What you need to do:
Retype all of the entries exactly as they appear.

Records supplied:

Start of Block

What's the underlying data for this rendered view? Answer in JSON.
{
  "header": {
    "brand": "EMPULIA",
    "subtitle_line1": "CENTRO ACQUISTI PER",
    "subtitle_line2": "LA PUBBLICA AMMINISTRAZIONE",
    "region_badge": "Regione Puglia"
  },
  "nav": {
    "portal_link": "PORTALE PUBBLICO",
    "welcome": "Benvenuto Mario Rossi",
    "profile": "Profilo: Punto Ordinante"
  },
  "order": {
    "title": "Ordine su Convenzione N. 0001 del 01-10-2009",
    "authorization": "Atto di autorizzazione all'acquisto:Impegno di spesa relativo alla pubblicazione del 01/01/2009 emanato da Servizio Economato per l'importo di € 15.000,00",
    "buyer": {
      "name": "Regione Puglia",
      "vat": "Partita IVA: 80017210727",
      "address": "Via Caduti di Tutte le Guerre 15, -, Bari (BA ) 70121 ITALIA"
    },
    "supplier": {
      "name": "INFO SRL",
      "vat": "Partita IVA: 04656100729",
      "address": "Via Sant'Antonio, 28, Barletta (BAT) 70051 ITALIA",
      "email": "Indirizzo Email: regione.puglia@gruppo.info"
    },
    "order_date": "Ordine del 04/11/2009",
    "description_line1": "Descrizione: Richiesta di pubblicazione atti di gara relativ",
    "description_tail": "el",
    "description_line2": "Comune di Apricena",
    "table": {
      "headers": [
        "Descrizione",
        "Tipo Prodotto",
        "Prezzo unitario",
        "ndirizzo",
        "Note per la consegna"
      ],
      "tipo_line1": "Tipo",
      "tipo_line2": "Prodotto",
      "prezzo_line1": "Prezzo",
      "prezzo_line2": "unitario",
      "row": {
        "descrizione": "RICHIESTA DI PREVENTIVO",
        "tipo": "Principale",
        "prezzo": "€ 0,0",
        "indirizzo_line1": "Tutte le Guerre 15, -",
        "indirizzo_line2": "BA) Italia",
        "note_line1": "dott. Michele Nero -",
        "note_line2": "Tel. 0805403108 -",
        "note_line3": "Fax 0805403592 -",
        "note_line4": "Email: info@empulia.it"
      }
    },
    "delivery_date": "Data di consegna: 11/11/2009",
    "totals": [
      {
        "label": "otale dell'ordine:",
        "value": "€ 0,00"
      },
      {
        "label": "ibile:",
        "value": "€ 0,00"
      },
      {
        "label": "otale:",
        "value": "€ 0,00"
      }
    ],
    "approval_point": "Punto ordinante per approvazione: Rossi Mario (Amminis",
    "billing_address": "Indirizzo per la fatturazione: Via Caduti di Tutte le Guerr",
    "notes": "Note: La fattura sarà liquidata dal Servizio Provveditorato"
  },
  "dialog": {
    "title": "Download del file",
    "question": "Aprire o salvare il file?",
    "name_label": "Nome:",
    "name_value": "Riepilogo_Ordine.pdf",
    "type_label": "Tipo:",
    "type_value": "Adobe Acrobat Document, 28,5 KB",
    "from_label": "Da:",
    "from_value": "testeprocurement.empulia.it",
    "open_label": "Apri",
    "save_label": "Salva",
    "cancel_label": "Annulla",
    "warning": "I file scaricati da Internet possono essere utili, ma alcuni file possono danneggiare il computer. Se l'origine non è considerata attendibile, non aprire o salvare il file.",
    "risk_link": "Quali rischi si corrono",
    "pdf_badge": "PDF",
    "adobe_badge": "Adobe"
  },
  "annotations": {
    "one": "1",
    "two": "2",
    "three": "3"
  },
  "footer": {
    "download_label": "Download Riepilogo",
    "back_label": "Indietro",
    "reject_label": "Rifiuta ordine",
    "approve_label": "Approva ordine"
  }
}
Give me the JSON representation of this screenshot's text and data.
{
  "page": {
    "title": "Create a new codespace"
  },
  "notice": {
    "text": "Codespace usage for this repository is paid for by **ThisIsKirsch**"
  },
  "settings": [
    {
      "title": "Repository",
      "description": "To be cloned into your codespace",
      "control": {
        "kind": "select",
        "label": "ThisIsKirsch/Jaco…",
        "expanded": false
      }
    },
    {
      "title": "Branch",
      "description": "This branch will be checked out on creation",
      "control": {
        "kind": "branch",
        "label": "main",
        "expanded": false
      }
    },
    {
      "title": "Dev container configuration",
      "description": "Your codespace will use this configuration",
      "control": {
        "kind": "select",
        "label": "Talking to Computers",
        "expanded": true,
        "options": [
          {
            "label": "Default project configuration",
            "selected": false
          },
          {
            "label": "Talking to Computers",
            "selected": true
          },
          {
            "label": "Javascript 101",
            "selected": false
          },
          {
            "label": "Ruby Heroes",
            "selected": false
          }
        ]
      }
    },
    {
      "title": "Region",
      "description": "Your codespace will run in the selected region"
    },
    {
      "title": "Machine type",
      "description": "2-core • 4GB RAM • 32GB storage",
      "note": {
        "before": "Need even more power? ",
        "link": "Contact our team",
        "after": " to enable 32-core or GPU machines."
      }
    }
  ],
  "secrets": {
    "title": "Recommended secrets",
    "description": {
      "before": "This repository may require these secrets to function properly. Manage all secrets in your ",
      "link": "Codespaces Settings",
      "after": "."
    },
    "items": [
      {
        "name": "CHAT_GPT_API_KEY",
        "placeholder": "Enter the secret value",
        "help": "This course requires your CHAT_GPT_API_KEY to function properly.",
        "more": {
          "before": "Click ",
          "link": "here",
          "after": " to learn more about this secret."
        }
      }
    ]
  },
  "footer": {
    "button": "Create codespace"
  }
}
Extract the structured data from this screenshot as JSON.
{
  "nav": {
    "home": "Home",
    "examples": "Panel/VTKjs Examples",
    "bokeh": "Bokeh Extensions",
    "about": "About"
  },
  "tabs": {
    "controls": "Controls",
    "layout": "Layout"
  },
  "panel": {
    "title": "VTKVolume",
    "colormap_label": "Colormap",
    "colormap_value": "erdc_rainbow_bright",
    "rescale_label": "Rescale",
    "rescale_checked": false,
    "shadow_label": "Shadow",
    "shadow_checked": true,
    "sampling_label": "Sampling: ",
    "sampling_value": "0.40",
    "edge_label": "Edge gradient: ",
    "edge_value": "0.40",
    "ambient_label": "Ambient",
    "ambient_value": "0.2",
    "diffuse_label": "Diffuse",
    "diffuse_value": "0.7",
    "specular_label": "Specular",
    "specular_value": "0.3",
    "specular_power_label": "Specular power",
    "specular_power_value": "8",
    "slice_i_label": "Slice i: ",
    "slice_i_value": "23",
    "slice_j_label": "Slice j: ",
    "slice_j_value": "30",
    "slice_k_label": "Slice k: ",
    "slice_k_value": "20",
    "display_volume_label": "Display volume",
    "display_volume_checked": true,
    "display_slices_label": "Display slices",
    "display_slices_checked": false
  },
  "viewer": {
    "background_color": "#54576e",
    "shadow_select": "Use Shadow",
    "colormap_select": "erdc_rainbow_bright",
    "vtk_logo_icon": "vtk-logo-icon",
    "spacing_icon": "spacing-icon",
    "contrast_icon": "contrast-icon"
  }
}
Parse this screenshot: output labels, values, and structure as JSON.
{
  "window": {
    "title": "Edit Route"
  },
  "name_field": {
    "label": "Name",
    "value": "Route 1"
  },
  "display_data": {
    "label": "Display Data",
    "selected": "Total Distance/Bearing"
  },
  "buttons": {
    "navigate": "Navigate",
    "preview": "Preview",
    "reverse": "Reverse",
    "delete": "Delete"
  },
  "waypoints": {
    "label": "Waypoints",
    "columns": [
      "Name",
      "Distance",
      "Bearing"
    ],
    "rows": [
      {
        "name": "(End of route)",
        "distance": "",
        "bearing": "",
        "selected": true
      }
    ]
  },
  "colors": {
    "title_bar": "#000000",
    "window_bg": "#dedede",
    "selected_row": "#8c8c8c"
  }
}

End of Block

Exercise output:
What's the underlying data for this rendered view? Answer in JSON.
{
  "header": {
    "brand": "EMPULIA",
    "subtitle_line1": "CENTRO ACQUISTI PER",
    "subtitle_line2": "LA PUBBLICA AMMINISTRAZIONE",
    "region_badge": "Regione Puglia"
  },
  "nav": {
    "portal_link": "PORTALE PUBBLICO",
    "welcome": "Benvenuto Mario Rossi",
    "profile": "Profilo: Punto Ordinante"
  },
  "order": {
    "title": "Ordine su Convenzione N. 0001 del 01-10-2009",
    "authorization": "Atto di autorizzazione all'acquisto:Impegno di spesa relativo alla pubblicazione del 01/01/2009 emanato da Servizio Economato per l'importo di € 15.000,00",
    "buyer": {
      "name": "Regione Puglia",
      "vat": "Partita IVA: 80017210727",
      "address": "Via Caduti di Tutte le Guerre 15, -, Bari (BA ) 70121 ITALIA"
    },
    "supplier": {
      "name": "INFO SRL",
      "vat": "Partita IVA: 04656100729",
      "address": "Via Sant'Antonio, 28, Barletta (BAT) 70051 ITALIA",
      "email": "Indirizzo Email: regione.puglia@gruppo.info"
    },
    "order_date": "Ordine del 04/11/2009",
    "description_line1": "Descrizione: Richiesta di pubblicazione atti di gara relativ",
    "description_tail": "el",
    "description_line2": "Comune di Apricena",
    "table": {
      "headers": [
        "Descrizione",
        "Tipo Prodotto",
        "Prezzo unitario",
        "ndirizzo",
        "Note per la consegna"
      ],
      "tipo_line1": "Tipo",
      "tipo_line2": "Prodotto",
      "prezzo_line1": "Prezzo",
      "prezzo_line2": "unitario",
      "row": {
        "descrizione": "RICHIESTA DI PREVENTIVO",
        "tipo": "Principale",
        "prezzo": "€ 0,0",
        "indirizzo_line1": "Tutte le Guerre 15, -",
        "indirizzo_line2": "BA) Italia",
        "note_line1": "dott. Michele Nero -",
        "note_line2": "Tel. 0805403108 -",
        "note_line3": "Fax 0805403592 -",
        "note_line4": "Email: info@empulia.it"
      }
    },
    "delivery_date": "Data di consegna: 11/11/2009",
    "totals": [
      {
        "label": "otale dell'ordine:",
        "value": "€ 0,00"
      },
      {
        "label": "ibile:",
        "value": "€ 0,00"
      },
      {
        "label": "otale:",
        "value": "€ 0,00"
      }
    ],
    "approval_point": "Punto ordinante per approvazione: Rossi Mario (Amminis",
    "billing_address": "Indirizzo per la fatturazione: Via Caduti di Tutte le Guerr",
    "notes": "Note: La fattura sarà liquidata dal Servizio Provveditorato"
  },
  "dialog": {
    "title": "Download del file",
    "question": "Aprire o salvare il file?",
    "name_label": "Nome:",
    "name_value": "Riepilogo_Ordine.pdf",
    "type_label": "Tipo:",
    "type_value": "Adobe Acrobat Document, 28,5 KB",
    "from_label": "Da:",
    "from_value": "testeprocurement.empulia.it",
    "open_label": "Apri",
    "save_label": "Salva",
    "cancel_label": "Annulla",
    "warning": "I file scaricati da Internet possono essere utili, ma alcuni file possono danneggiare il computer. Se l'origine non è considerata attendibile, non aprire o salvare il file.",
    "risk_link": "Quali rischi si corrono",
    "pdf_badge": "PDF",
    "adobe_badge": "Adobe"
  },
  "annotations": {
    "one": "1",
    "two": "2",
    "three": "3"
  },
  "footer": {
    "download_label": "Download Riepilogo",
    "back_label": "Indietro",
    "reject_label": "Rifiuta ordine",
    "approve_label": "Approva ordine"
  }
}
Give me the JSON representation of this screenshot's text and data.
{
  "page": {
    "title": "Create a new codespace"
  },
  "notice": {
    "text": "Codespace usage for this repository is paid for by **ThisIsKirsch**"
  },
  "settings": [
    {
      "title": "Repository",
      "description": "To be cloned into your codespace",
      "control": {
        "kind": "select",
        "label": "ThisIsKirsch/Jaco…",
        "expanded": false
      }
    },
    {
      "title": "Branch",
      "description": "This branch will be checked out on creation",
      "control": {
        "kind": "branch",
        "label": "main",
        "expanded": false
      }
    },
    {
      "title": "Dev container configuration",
      "description": "Your codespace will use this configuration",
      "control": {
        "kind": "select",
        "label": "Talking to Computers",
        "expanded": true,
        "options": [
          {
            "label": "Default project configuration",
            "selected": false
          },
          {
            "label": "Talking to Computers",
            "selected": true
          },
          {
            "label": "Javascript 101",
            "selected": false
          },
          {
            "label": "Ruby Heroes",
            "selected": false
          }
        ]
      }
    },
    {
      "title": "Region",
      "description": "Your codespace will run in the selected region"
    },
    {
      "title": "Machine type",
      "description": "2-core • 4GB RAM • 32GB storage",
      "note": {
        "before": "Need even more power? ",
        "link": "Contact our team",
        "after": " to enable 32-core or GPU machines."
      }
    }
  ],
  "secrets": {
    "title": "Recommended secrets",
    "description": {
      "before": "This repository may require these secrets to function properly. Manage all secrets in your ",
      "link": "Codespaces Settings",
      "after": "."
    },
    "items": [
      {
        "name": "CHAT_GPT_API_KEY",
        "placeholder": "Enter the secret value",
        "help": "This course requires your CHAT_GPT_API_KEY to function properly.",
        "more": {
          "before": "Click ",
          "link": "here",
          "after": " to learn more about this secret."
        }
      }
    ]
  },
  "footer": {
    "button": "Create codespace"
  }
}
Extract the structured data from this screenshot as JSON.
{
  "nav": {
    "home": "Home",
    "examples": "Panel/VTKjs Examples",
    "bokeh": "Bokeh Extensions",
    "about": "About"
  },
  "tabs": {
    "controls": "Controls",
    "layout": "Layout"
  },
  "panel": {
    "title": "VTKVolume",
    "colormap_label": "Colormap",
    "colormap_value": "erdc_rainbow_bright",
    "rescale_label": "Rescale",
    "rescale_checked": false,
    "shadow_label": "Shadow",
    "shadow_checked": true,
    "sampling_label": "Sampling: ",
    "sampling_value": "0.40",
    "edge_label": "Edge gradient: ",
    "edge_value": "0.40",
    "ambient_label": "Ambient",
    "ambient_value": "0.2",
    "diffuse_label": "Diffuse",
    "diffuse_value": "0.7",
    "specular_label": "Specular",
    "specular_value": "0.3",
    "specular_power_label": "Specular power",
    "specular_power_value": "8",
    "slice_i_label": "Slice i: ",
    "slice_i_value": "23",
    "slice_j_label": "Slice j: ",
    "slice_j_value": "30",
    "slice_k_label": "Slice k: ",
    "slice_k_value": "20",
    "display_volume_label": "Display volume",
    "display_volume_checked": true,
    "display_slices_label": "Display slices",
    "display_slices_checked": false
  },
  "viewer": {
    "background_color": "#54576e",
    "shadow_select": "Use Shadow",
    "colormap_select": "erdc_rainbow_bright",
    "vtk_logo_icon": "vtk-logo-icon",
    "spacing_icon": "spacing-icon",
    "contrast_icon": "contrast-icon"
  }
}
Parse this screenshot: output labels, values, and structure as JSON.
{
  "window": {
    "title": "Edit Route"
  },
  "name_field": {
    "label": "Name",
    "value": "Route 1"
  },
  "display_data": {
    "label": "Display Data",
    "selected": "Total Distance/Bearing"
  },
  "buttons": {
    "navigate": "Navigate",
    "preview": "Preview",
    "reverse": "Reverse",
    "delete": "Delete"
  },
  "waypoints": {
    "label": "Waypoints",
    "columns": [
      "Name",
      "Distance",
      "Bearing"
    ],
    "rows": [
      {
        "name": "(End of route)",
        "distance": "",
        "bearing": "",
        "selected": true
      }
    ]
  },
  "colors": {
    "title_bar": "#000000",
    "window_bg": "#dedede",
    "selected_row": "#8c8c8c"
  }
}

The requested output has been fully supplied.